In the column we get the why but we don't get the nitty-gritty. It's easy enough to say "draft pick compensation" is the reason, because it is, but does that reason even make sense?
The equation - as far as performance on the field - is simple. What will Ian Desmond bring to the team and when versus what a draft pick will bring to a team and when? The projections aren't kind to Ian, given how terrible he was last year. Let's look at what is probably the low-end and give him a projection that has him giving a team ~6 WAR over the next 4 years. That's not very good. Clearly a draft pick would be better than that, right?
Even looking at high draft picks and that low a bar your chances of getting better production from a draft pick than from Ian is worse than a coin flip. For those at the bottom of the first round it's hardly better than a roll of the dice. Don't believe me?
Here are the drafts. Figure a few years to get to the majors so let's start in 2012 and go back five years.... 2008, 2009, 2010, 2011, 2012.
There's a lot more nothing in these things than even average MLB players. So there's a better than even chance the player you draft ends up giving you nothing and hey - even if they do give you something it's at least a good 3 years away. NOTHING on the field says a draft pick is better than signing Ian for anyone competing today or tomorrow really.
Well that's Ian's problem #1. A lot of teams, like half the National League really, are not competing for today or tomorrow, they are competing for some time down the road. They have no use for a player like Ian because they don't care about production for the next few years. But that's not all the teams - what is it about for the rest of them? Money.
Let's say you hate Ian and you project him to give you that 1.5 WAR a year for four years. Let's say you also have a draft pick 16-20 and you project on average for him to give you .5 WAR a year. That's worse. But Ian costs you 10 million dollars for each of those four years, and the draft pick costs you maybe 500K each. 40 million for 6 WAR vs 2 million for 2? It's not even close what is the better deal.

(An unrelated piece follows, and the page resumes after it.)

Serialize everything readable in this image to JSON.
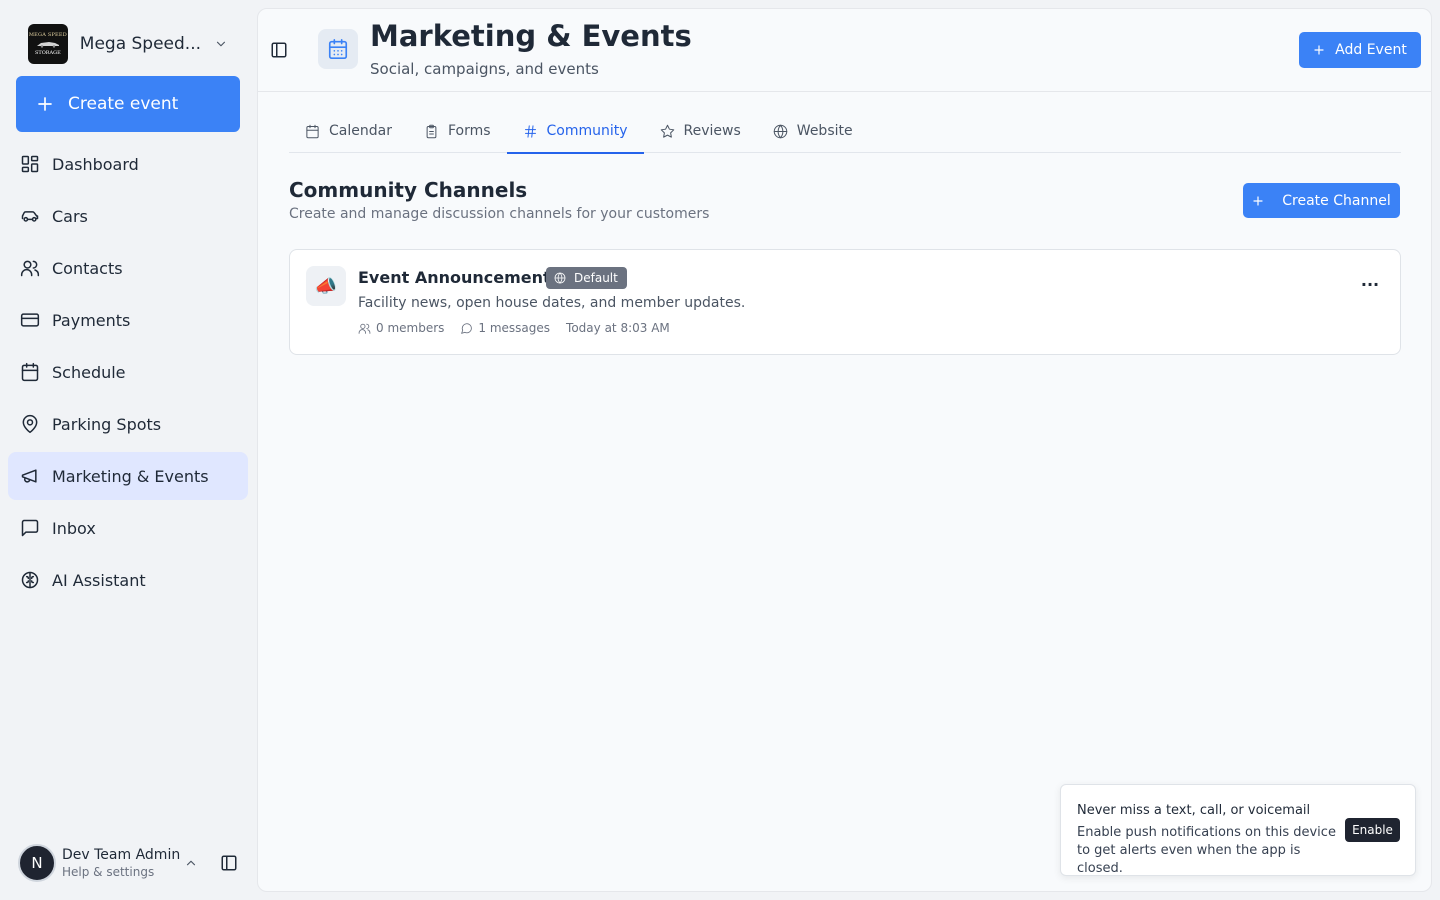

In theory the better deal can help you spend more money on better players down the road, but it's not about the hypothetical. It's about the reality. Draft picks are excellent bargains when they pan out. So much so that if what you care about is value than it is silly to give them up for a FA signing unless you can get a good deal, or perhaps you plan to sign multiple FAs (you lose another draft pick but 2nd round picks have garbage chances at being good helping spread that lost value among more deals)
Wait though - didn't the other QO decliners all get signed? Well yes. But...
- Three players (Gordon, Iwakuma, Kendrick) re-signed with original teams meaning no draft pick loss.
- Three teams signed more than one (O's, Tigers, Cubs), spreading out the value loss among seven players.
- Two teams (Tigers and Marlins) had protected first round picks that couldn't be lost and it cost them a 2nd round pick instead.
- The Cubs pick was so low, 28th, to be more comparable to a 2nd round pick.
Normally it may be enough to only have a handful of teams (these four teams, D-Backs, Royals, Giants and the Nationals, and let's add the O's, Tigers, and Cubs) ready to spend money on FAs but this was a particularly deep class that highlighted the compensation issue that had been only touched on before.
It was supposed to work out because some teams were supposed to put winning ahead of value. But the system is suffering because too many teams in a given year make value the driving factor in their business model. That sounds like a good idea. Rebuild smartly, get good young players, compete and when ready sign a few good free agents. Except... aren't all those other teams not competing this year doing that? And it's not like the teams that aren't giving up on 2016 are going to fade away to nothing. This isn't any smarter strategy for winning than what was done before. It's a smarter strategy for not losing a lot of money when you don't win.
Where does this leave Ian? A player that can help you win today but costs a lot and worse yet loses you that potential value down the road? Waiting for the clock to run out on that value question hanging around his neck or hoping for a team that has already made a signing to just go ahead and pick him up. Come on O's... you know you want to.